  19. These kids just want to be close to us even if we aren’t doing anything “entertaining.”
  20. They could choose anywhere in the world but they choose to be with us.
  21. We are a place of safety and love for those who are otherwise counted as worthless.
  22. We are able to speak into their lives and show intentionality.
  23. How many other kids in small African villages will grow up saying, “yeah, we live next to some Americans – they are awesome.”?
  24. How many little white girls grow up best friends named Nyemba, Kapungwe and Mwaba?
  25. And lastly, I give thanks that God has brought these kids into our lives to teach us so many things – simplicity, patience, grace and joy.

Thank you little ones – you are more than generic iwes, you are precious to your heavenly father and precious to us too!

Monday, October 15, 2012

Culture of motherhood: birthing babies

Last night at 2:30 am, our cell phone rang. It was one of our farm guys, Boniface. His only words were, "I have a maternity case" which is code for, "My wife is about to birth our 8th child. Come get us." Boniface's family lives about 5 kilometers from the clinic and we told him we'd get his wife to the clinic when it was time. So when the call came, Jeremy leapt out of bed and zoomed off and I lay in bed awake, too excited for news of a baby to fall back to sleep. Bronwyn didn't have that problem.
An hour later, Jeremy pulled back in, gave a deep sigh and relayed the story to me. They had gotten to the clinic and found that all three of the nurses were gone. Their families had answered the door and said sorry, they are not around.
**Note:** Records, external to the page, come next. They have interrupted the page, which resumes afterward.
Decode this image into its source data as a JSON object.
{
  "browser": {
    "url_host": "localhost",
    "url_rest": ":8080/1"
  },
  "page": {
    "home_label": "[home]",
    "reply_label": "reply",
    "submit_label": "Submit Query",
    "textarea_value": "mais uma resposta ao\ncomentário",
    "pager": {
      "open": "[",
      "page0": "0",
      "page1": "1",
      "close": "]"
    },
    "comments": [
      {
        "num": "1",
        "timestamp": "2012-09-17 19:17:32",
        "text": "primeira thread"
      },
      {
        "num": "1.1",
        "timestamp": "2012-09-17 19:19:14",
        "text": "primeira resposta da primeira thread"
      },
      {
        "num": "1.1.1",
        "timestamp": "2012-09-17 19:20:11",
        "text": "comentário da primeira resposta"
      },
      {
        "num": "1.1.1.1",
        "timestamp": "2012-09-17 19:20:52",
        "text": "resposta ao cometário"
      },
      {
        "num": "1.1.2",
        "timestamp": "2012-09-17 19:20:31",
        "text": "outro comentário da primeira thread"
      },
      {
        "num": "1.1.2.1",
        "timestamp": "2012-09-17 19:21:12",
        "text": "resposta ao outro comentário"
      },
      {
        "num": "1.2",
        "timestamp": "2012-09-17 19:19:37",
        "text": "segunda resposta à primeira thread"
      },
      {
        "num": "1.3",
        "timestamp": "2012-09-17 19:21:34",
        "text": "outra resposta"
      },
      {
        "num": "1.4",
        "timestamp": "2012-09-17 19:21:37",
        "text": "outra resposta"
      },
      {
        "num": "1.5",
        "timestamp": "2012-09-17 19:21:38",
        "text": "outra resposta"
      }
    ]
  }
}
                      Really?            Really?
I don't know where the entire clinic staff had taken off to and not returned by 2:30 am, but plan B went into effect. Jeremy went back to the locked maternity ward and found Boniface's wife squatting, doing her thing, and offered to help everyone back into the land rover so they could get to the hospital. The friend helping Boniface's wife said, "no time, the baby is almost here." Plan C then went into effect to hunt down the clinic's janitor to at least get the maternity ward door open so that this precious child would not have to be birthed on a concrete side walk. I guess they got that door open just in time because Jeremy said it was only about 2 minutes before he heard crying.

A darling baby boy has joined us on earth. 
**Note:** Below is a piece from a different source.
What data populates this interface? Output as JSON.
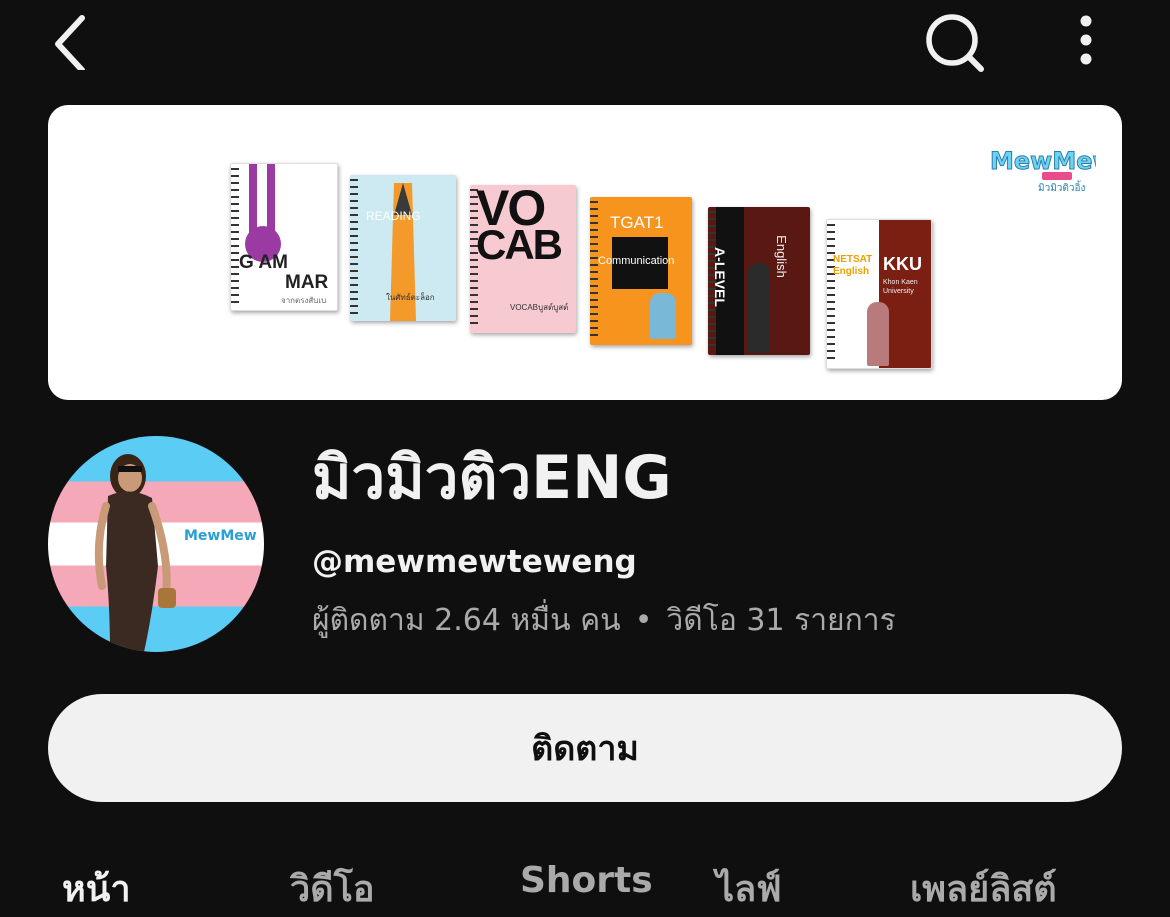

The safe motherhood group in Fimpulu made a rule that any mother who delivers at home will be fined K30,000, or $6. I told Jeremy that I think the clinic staff should pay the birthing mothers K30,000 if they show up and find no one there to catch their child. I would have been all kinds of annoyed if it were me, but when we went to pick up the Boniface family from the clinic this morning, they didn't seem to be annoyed in the least. This woman walked out to the Landi, said she was feeling fine and went home to continue life as usual. I find this quite typical of the women in the village: Babies come out and life goes on. I've asked many woman, "so how was it?" And they just look at me like, "how was it? I don't know what you are talking about." Mothers aren't used to explaining their birth in terms of quality of care, level of pain or hours of pushing. They don't hold on to details, write out their story or compare it to others. Birth for them is a part of life. They just do it. For these women, birth is  what sets them apart. They've told me that the reason why their husbands aren't allowed in the delivery room is that they don't want them to feel ashamed by how beastly strong their wives are. I don't fully understand all of the nuances, but I sure did tell Bana Kalobwe this morning that she is the greatest thing out there and that she should make someone else draw her water and cook her nshima and that I would be singing her praises for being a good mama and doing what needed to be done despite crummy circumstances. 
So here's to all the women who give LIFE to the next generation, unattended, unpampered and with no mylar balloons in their room after the fact. You are strong in ways you don't even realize. Thank you. 

Bana Kalobwe on the left... Bronwyn thinking, why is it so small?